Neil Humphreys: Chelsea’s loss must be Manchester United’s gain
Spiralling Blues risk falling out of EPL's top five
Ole Gunnar Solskjaer isn’t a vindictive man, but Chelsea’s heavy defeat in the Champions League might have afforded him a giggle.
Heaven knows the Manchester United manager hasn’t had much to smile about this season, but the Blues’ collapse against Bayern Munich yesterday morning (Singapore time) offers hope.
Fourth spot is there for the taking.
Of course, finishing fifth in the English Premier League may be enough to secure passage to the Champions League, but United should set their sights higher.
As they look up, they might see a gaggle of confused kids on their way down. The Blues are in free fall.
Only the most hopeful Chelsea supporter seriously entertained getting a positive result against the Bundesliga champions, even at home, but the 3-0 loss was the culmination of a season-long trudge.
Manager Frank Lampard has manfully papered over the cracks, filling holes with a combination of youth, endeavour and the feel-good factor of a club legend’s homecoming.
Solskjaer attempted something similar at Old Trafford, promising a return to the good old days with academy kids.
But the game has moved on. The wealth divide is now so pronounced that even if a Class of 92 were cloned tomorrow, there’s no guarantee that United would immediately return to the cash-soaked summit.
Similarly, Chelsea’s transfer ban and owner Roman Abramovich’s dwindling interest in his London toy have stretched the divide to a point that Mason Mount, Reece James and Tammy Abraham could never cover.
There’s nothing quite as captivating as a homespun tale of local boys made good, except that there is. He’s called Robert Lewandowski. He’s a goal-creating machine spawned from a Polish lab engineering No. 9s.
Chelsea’s answer to Lewandowski was Olivier Giroud, which assumes the question must have been: “Who’s a workmanlike striker that makes Lewandowski look like a living god?”
That’s not a criticism of Giroud, but a fair reflection of Chelsea’s current status, which has been artificially inflated by the levelling out of the EPL’s top six (once Liverpool and Manchester City are removed from the equation).
As the EPL is essentially a two-team model at the moment, the rest fall back into a rather generic pool of mediocrity.
Chelsea beat Tottenham Hotspur. United beat Chelsea. And Arsenal beat United to give the illusion of a close, elite competition, when it’s more of a mishmash of average sides defeating each other in an entertaining circus of inconsistency.

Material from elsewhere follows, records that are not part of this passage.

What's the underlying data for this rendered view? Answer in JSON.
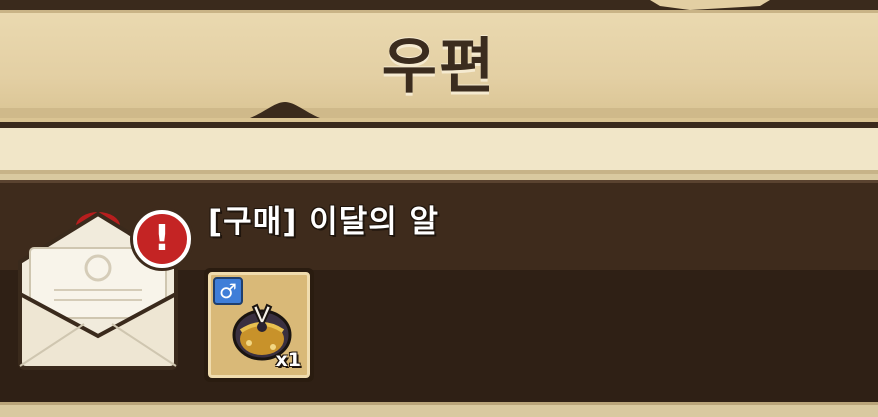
{
  "header": {
    "title": "우편"
  },
  "mail_items": [
    {
      "title": "[구매] 이달의 알",
      "alert_symbol": "!",
      "icon": "envelope-icon",
      "reward": {
        "icon": "egg-icon",
        "gender_symbol": "♂",
        "quantity": "x1"
      }
    }
  ],
  "colors": {
    "banner": "#e3cfa3",
    "row_background": "#3e2b1c",
    "alert_red": "#c42424",
    "gender_blue": "#3f7ed8",
    "slot_gold": "#d9b978"
  }
}
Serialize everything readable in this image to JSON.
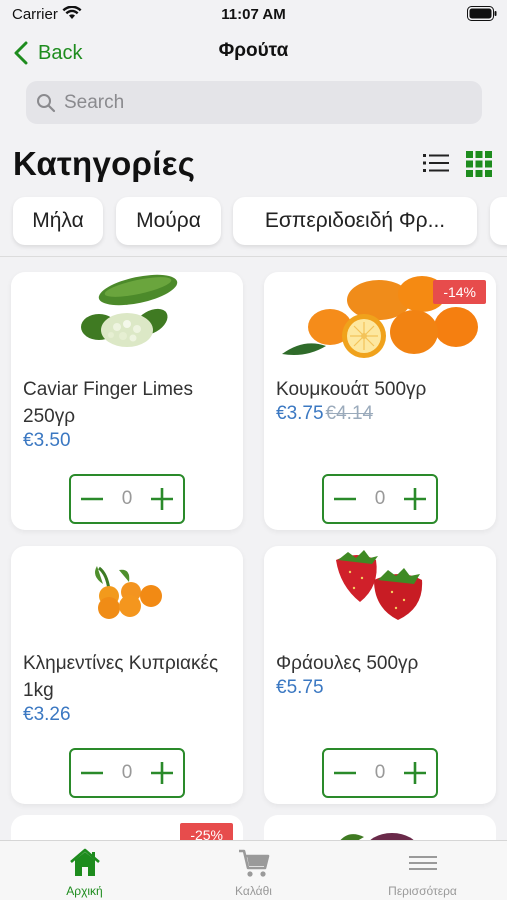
{
  "status": {
    "carrier": "Carrier",
    "time": "11:07 AM"
  },
  "nav": {
    "back_label": "Back",
    "title": "Φρούτα"
  },
  "search": {
    "placeholder": "Search"
  },
  "section_title": "Κατηγορίες",
  "categories": [
    "Μήλα",
    "Μούρα",
    "Εσπεριδοειδή Φρ..."
  ],
  "products": [
    {
      "name": "Caviar Finger Limes 250γρ",
      "price": "€3.50",
      "quantity": "0"
    },
    {
      "name": "Κουμκουάτ 500γρ",
      "price": "€3.75",
      "old_price": "€4.14",
      "badge": "-14%",
      "quantity": "0"
    },
    {
      "name": "Κλημεντίνες Κυπριακές 1kg",
      "price": "€3.26",
      "quantity": "0"
    },
    {
      "name": "Φράουλες 500γρ",
      "price": "€5.75",
      "quantity": "0"
    }
  ],
  "partial_badge": "-25%",
  "tabs": [
    {
      "label": "Αρχική",
      "icon": "home-icon",
      "active": true
    },
    {
      "label": "Καλάθι",
      "icon": "cart-icon"
    },
    {
      "label": "Περισσότερα",
      "icon": "menu-icon"
    }
  ],
  "colors": {
    "accent": "#1e8c1e",
    "price": "#3b78c2",
    "badge": "#e74c4c"
  }
}
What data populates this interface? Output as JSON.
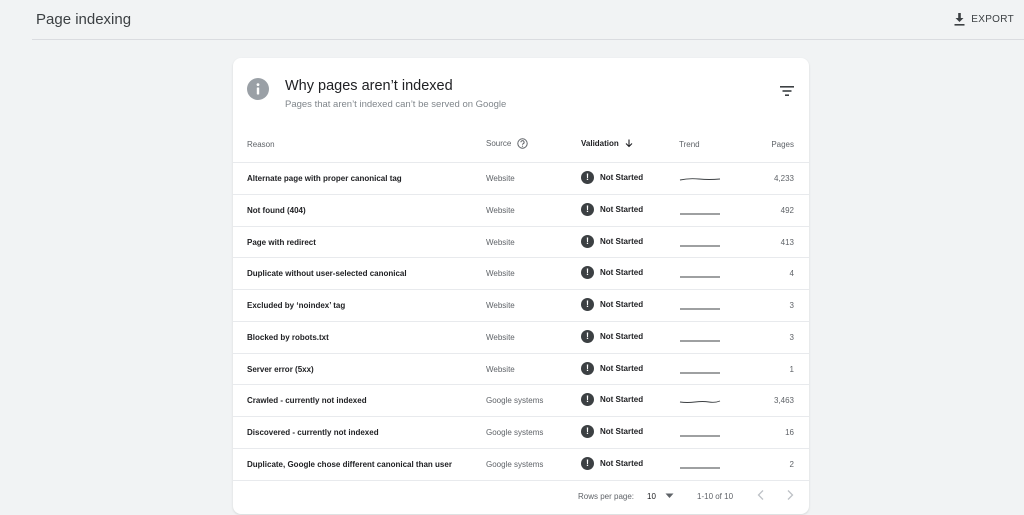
{
  "header": {
    "title": "Page indexing",
    "export_label": "EXPORT"
  },
  "card": {
    "title": "Why pages aren’t indexed",
    "subtitle": "Pages that aren’t indexed can’t be served on Google"
  },
  "table": {
    "columns": {
      "reason": "Reason",
      "source": "Source",
      "validation": "Validation",
      "trend": "Trend",
      "pages": "Pages"
    },
    "rows": [
      {
        "reason": "Alternate page with proper canonical tag",
        "source": "Website",
        "validation": "Not Started",
        "pages": "4,233"
      },
      {
        "reason": "Not found (404)",
        "source": "Website",
        "validation": "Not Started",
        "pages": "492"
      },
      {
        "reason": "Page with redirect",
        "source": "Website",
        "validation": "Not Started",
        "pages": "413"
      },
      {
        "reason": "Duplicate without user-selected canonical",
        "source": "Website",
        "validation": "Not Started",
        "pages": "4"
      },
      {
        "reason": "Excluded by ‘noindex’ tag",
        "source": "Website",
        "validation": "Not Started",
        "pages": "3"
      },
      {
        "reason": "Blocked by robots.txt",
        "source": "Website",
        "validation": "Not Started",
        "pages": "3"
      },
      {
        "reason": "Server error (5xx)",
        "source": "Website",
        "validation": "Not Started",
        "pages": "1"
      },
      {
        "reason": "Crawled - currently not indexed",
        "source": "Google systems",
        "validation": "Not Started",
        "pages": "3,463"
      },
      {
        "reason": "Discovered - currently not indexed",
        "source": "Google systems",
        "validation": "Not Started",
        "pages": "16"
      },
      {
        "reason": "Duplicate, Google chose different canonical than user",
        "source": "Google systems",
        "validation": "Not Started",
        "pages": "2"
      }
    ]
  },
  "pagination": {
    "rows_per_page_label": "Rows per page:",
    "rows_per_page_value": "10",
    "range": "1-10 of 10"
  },
  "icons": {
    "export": "download-icon",
    "info": "info-icon",
    "filter": "filter-icon",
    "help": "help-circle-icon",
    "sort": "arrow-down-icon",
    "status": "exclamation-icon",
    "prev": "chevron-left-icon",
    "next": "chevron-right-icon"
  },
  "colors": {
    "background": "#f1f3f4",
    "card": "#ffffff",
    "status_icon": "#3c4043",
    "info_icon": "#9aa0a6"
  }
}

They are cancelling each other out. Earlier in the season, Chelsea benefited from the stalemate among fallen giants. As United, Arsenal and Tottenham toiled, the Blues unleashed their kids to impressive effect, out-running opponents like tongue-flapping puppies.
But the puppies are out of puff now and Lampard is short on pit bulls. Mount, James and Abraham were committed, but outclassed against Bayern, which was hardly their fault. They missed N’Golo Kante.
Lampard’s class of 2020 are without a teacher, or even a half-decent relief teacher. Christian Pulisic and Callum Hudson- Odoi are also injured. And Ross Barkley remains a 26-year-old prodigy trying to live up to his teenage potential.
Lampard is also lumbered with an unreliable defence. Lewandowski humiliated the back three, tearing them apart as if they were pillows.
Chelsea couldn’t stop Alphonso Davies or Serge Gnabry and they won’t stop United at this rate.
The Red Devils face tougher fixtures, including Manchester City, Tottenham and Sheffield United, but the Blues appear to be running on empty.
Like Solskjaer, Lampard knows that the club legend act has a limited shelf life if performances lose their lustre. Home defeats against Bayern are understandable, but less palatable after home losses against Bournemouth, Southampton and West Ham United.
His current squad are about as far away from his 2012 Champions League winners as Solskjaer’s lot are from his 1999 Treble winners. But even then, the Red Devils are models of consistency compared to the erratic Blues.
Chelsea have won only five of their last 15 EPL games. Momentum has shifted to Manchester. As the Bayern loss demonstrated, Lampard is stuck with weary kids and an overworked template. They are too tired to press and too unreliable at the back.
There’s no Plan B until reinforcements can be signed. There’s not even a reliable goalkeeper, with Lampard unwilling to trust record-signing Kepa Arrizabalaga.
If anything, Bayern’s easy victory forces Lampard to simplify his priorities. This season’s Champions League is over. Only next season matters now.
What happens in the second leg in Munich will be far less important than what happens in the EPL in the coming weeks.
Chelsea may be higher in the table, but United have the upper hand.